Researchers in England and Germany couldn’t see what all the fuss was about, so a physicist from Johns Hopkins University went to Blondlot to find the truth once and for all. With a bit of sleight of hand, the American physicist was able to prove quite quickly that it was all absolute nonsense. A year after Blondlot’s groundbreaking discovery, he was ruined.
1. Albert Abrams, Radionics
In the early 1900s, a doctor named Albert Abrams claimed to have discovered the secret to diagnosing and curing almost any ailment of the human body. He claimed that the answer was in the vibrations that came from each cell. These vibrations, which he called the Electrical Reactions of Abrams, could be read by examining something associated with the patient and then adjusted through the use of one of his many, many devices.
The practice was called radionics, and those that practiced it proclaimed they could diagnose the patient by looking at a bodily sample—blood, saliva, fingernail clipping—or even by examining a personal effect belonging to the afflicted. Some used dowsing rods and mysterious, electronic black boxes in their diagnosis, but some practitioners deemed sensitive enough to the vibrations could read tissues and items without the help of devices.
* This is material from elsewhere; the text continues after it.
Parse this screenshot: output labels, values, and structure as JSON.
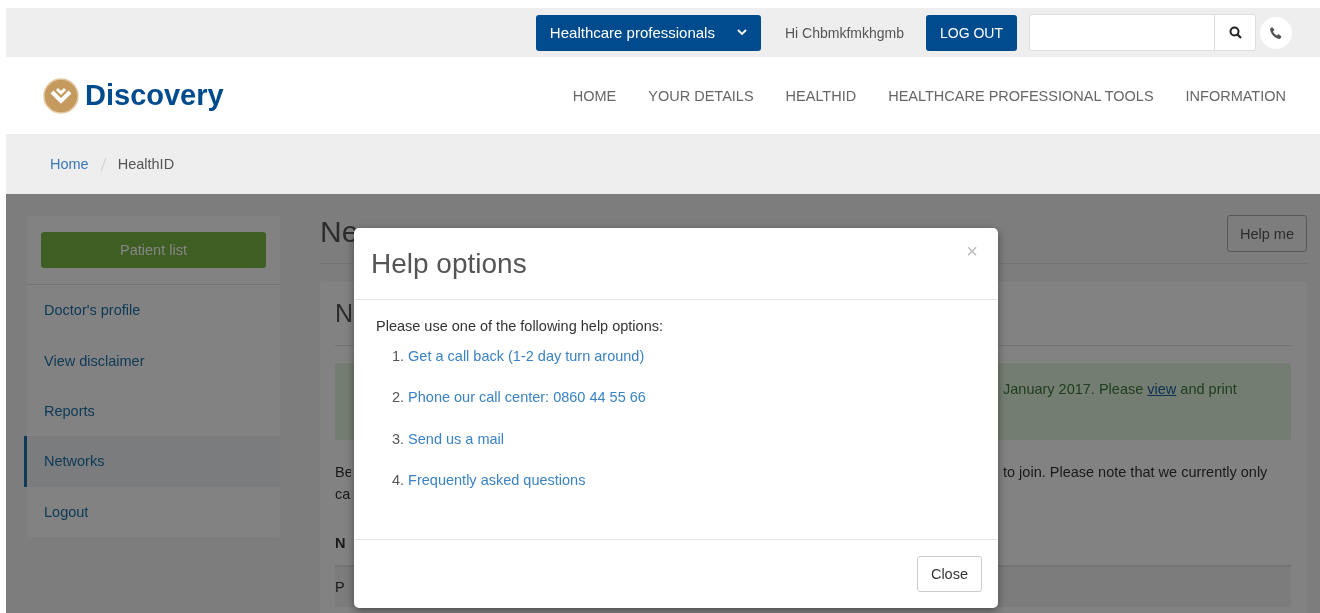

Not surprisingly, there were quite a lot of people who called the science fraudulent. Scientific American got involved with this, too, along with the United States Food and Drug Administration. The FDA sent a couple blood samples for radionic studies to investigate whether the results were at all accurate. The first sample was diagnosed with colitis, although the person it was taken from was actually dead. An amputee was diagnosed as having arthritis in the leg he’d lost, and a chicken was diagnosed with a sinus infection.
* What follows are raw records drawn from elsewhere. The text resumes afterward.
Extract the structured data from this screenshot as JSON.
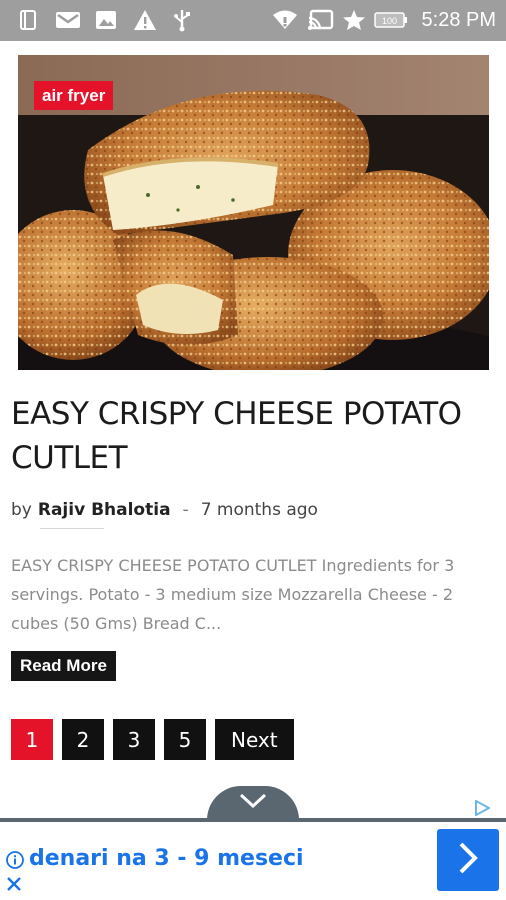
{
  "status_bar": {
    "time": "5:28 PM",
    "battery_level": "100",
    "icons": [
      "notes-icon",
      "gmail-icon",
      "image-icon",
      "warning-icon",
      "usb-icon",
      "wifi-icon",
      "cast-icon",
      "star-icon",
      "battery-icon"
    ]
  },
  "post": {
    "category_tag": "air fryer",
    "title": "EASY CRISPY CHEESE POTATO CUTLET",
    "by_label": "by",
    "author": "Rajiv Bhalotia",
    "separator": "-",
    "time_ago": "7 months ago",
    "excerpt": "EASY CRISPY CHEESE POTATO CUTLET Ingredients for 3 servings. Potato - 3 medium size Mozzarella Cheese - 2 cubes (50 Gms) Bread C...",
    "read_more_label": "Read More"
  },
  "pagination": {
    "pages": [
      "1",
      "2",
      "3",
      "5"
    ],
    "active_page": "1",
    "next_label": "Next"
  },
  "ad": {
    "text": "denari na 3 - 9 meseci",
    "accent_color": "#1a73e8"
  },
  "colors": {
    "status_bar": "#9e9e9e",
    "accent_red": "#e4132a",
    "dark_button": "#111111",
    "excerpt_text": "#8b8b8b"
  }
}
Amazingly, there are still organizations that practice radionics, which they describe as an intuitive science used to diagnose problems with a person’s energy fields.
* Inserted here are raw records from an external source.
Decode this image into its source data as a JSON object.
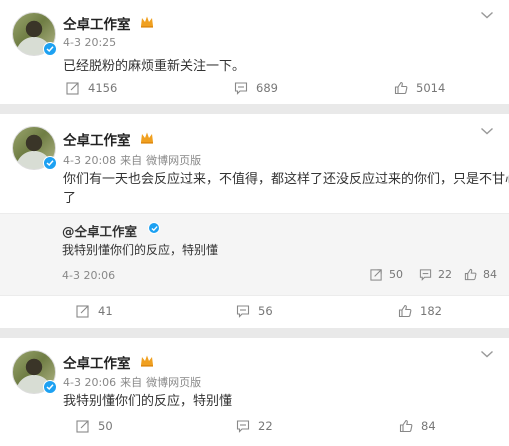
{
  "posts": [
    {
      "author": "仝卓工作室",
      "time": "4-3 20:25",
      "source_prefix": "",
      "client": "",
      "text": "已经脱粉的麻烦重新关注一下。",
      "reposts": "4156",
      "comments": "689",
      "likes": "5014"
    },
    {
      "author": "仝卓工作室",
      "time": "4-3 20:08",
      "source_prefix": "来自",
      "client": "微博网页版",
      "text_line1": "你们有一天也会反应过来，不值得，都这样了还没反应过来的你们，只是不甘心罢",
      "text_line2": "了",
      "quote": {
        "author": "@仝卓工作室",
        "text": "我特别懂你们的反应，特别懂",
        "time": "4-3 20:06",
        "reposts": "50",
        "comments": "22",
        "likes": "84"
      },
      "reposts": "41",
      "comments": "56",
      "likes": "182"
    },
    {
      "author": "仝卓工作室",
      "time": "4-3 20:06",
      "source_prefix": "来自",
      "client": "微博网页版",
      "text": "我特别懂你们的反应，特别懂",
      "reposts": "50",
      "comments": "22",
      "likes": "84"
    }
  ],
  "icons": {
    "repost": "repost-icon",
    "comment": "comment-icon",
    "like": "like-icon",
    "more": "chevron-down-icon",
    "verified": "verified-badge-icon",
    "crown": "crown-icon"
  },
  "colors": {
    "verified": "#1da1f2",
    "crown": "#f0a020",
    "background": "#e9e9e9"
  }
}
+ Franz Mesmer, Animal Magnetism
If you guessed that Franz Mesmser is where we get the word “mesmerism,” you’d be correct. But there was much, much more to his theories than just hypnosis, and they were popular enough to last for decades.
Mesmer’s theories got off to a hairy start when he wrote his dissertation on the impact of the movement of the planets on the human body in 1766. We say wrote, but we really mean he lifted it almost completely from an earlier work by a well-known English physician. At any rate, he later credited the earlier work, but his career path was already set.
After marrying a wealthy widow and opening his own practice, he was introduced to a new method of treating patients who rejected conventional treatments. When he was rewarded with success in curing a woman with the application of magnets, he continued experimenting with what he called “animal magnetism.”
His contemporaries viewed the practice with quite a bit of skepticism, even when he claimed to have restored sight to a woman who had been blind since the age of three. His appearances in front of the Royal Academy of Sciences didn’t go well, and he was equally frowned upon by the Royal Society of Medicine. The laypeople, though, couldn’t get enough of it. Spurred by the support of people he cured, animal magnetism finally gained the attention of various European governments.
Further experimentation determined that there was little difference between the actual effects of magnetism administered to the human body and the mere suggestion of the presence of magnets. While some continued to believe in the good doctor after the release of the official scientific findings on Mesmer’s work, it largely died off as a serious practice.